Spaces for waiting and the genius loci
So the accent has shifted to settings with unique interior design, to convey a sense of location and identity. This is the case, for example, for the refurbishing of the departures area of Terminal 2G at the Charles de Gaulle Airport in Paris. The Chzon studio has added arches and fountains in reference to the city’s iconic monuments, bringing character to a typically functional airport zone. The rounded seating upholstered in dark blue and green links back to a Seventies aesthetic while offering a sense of privacy and intimacy in a space of 1300 square meters. For a more “domestic” feel, antique lamps and other decorative objects purchased at the flea market of Saint Ouen become parts of the décor.
References to Dutch culture and history can be seen in the VIP Centre of Schiphol Airport in Amsterdam, updated in a maximalist tone by Marcel Wanders. The lounge provides a sequence of rooms, each with different interior design, including a library, a cocktail bar and a smoking area. Trompe l'oeil and reproductions of famous Dutch paintings on the walls guide visitors to the Rijksmuseum. One of the guest areas, in blue and white, pays tribute to Delft pottery. In the lounge the furnishings have been orchestrated for different activities, from relaxation to business phone calls. “Arriving here is like taking a leap back in time […] in a pleasant escape where every room tells its own story,” Wanders explains.
The business lounge of Platov Airport, designed by Vox Architects, also reflects the particular features of the region. The colors and forms of the interior design set out to suggest the hilly local landscape, the high banks of the Don River and the shallows covered by canebrakes. Undulated partitions, permeable to light, are composed of golden grilles to bring privacy to spaces without breaking up the scenario, filling the whole space with warm light. It is a location that encourages suspension, relaxation, and in spite of the open layout the lounge conveys a sense of quiet welcome.
When services become an added value
Airport lounges enhance the experience of unique, well-designed spaces by offering premium but affordable services, even with special food and beverage selections, often formulated for rediscovery of local delicacies.

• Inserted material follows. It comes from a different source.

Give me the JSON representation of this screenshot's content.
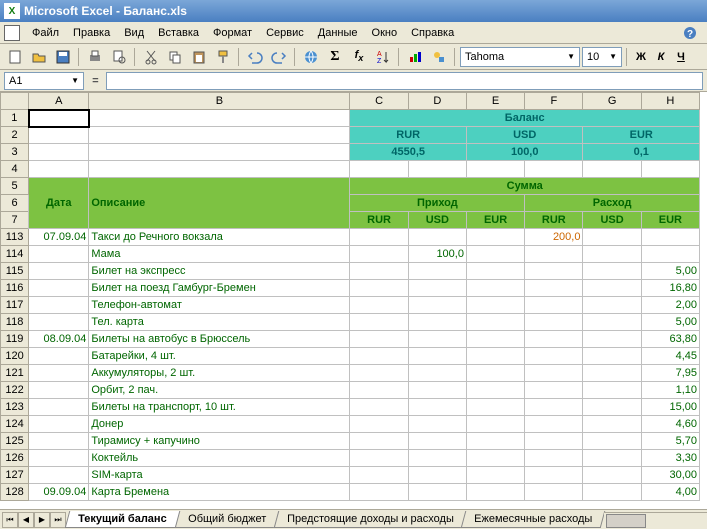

Lounges become temporary co-working facilities or settings in which to linger, from breakfast to dinner, with access to newspapers, magazines and monitors through which to access personalized programming. Every room is organized to make an impression, not only in terms of style, but also due to its range of services. The Aviapartner StarAlliance Lounge at the Leonardo da Vinci Airport in Rome, designed by Up to You Studio, stimulates the discovery of Made in Italy, also for the furnishings, while offering innovative entertainment features that even include virtual reality devices.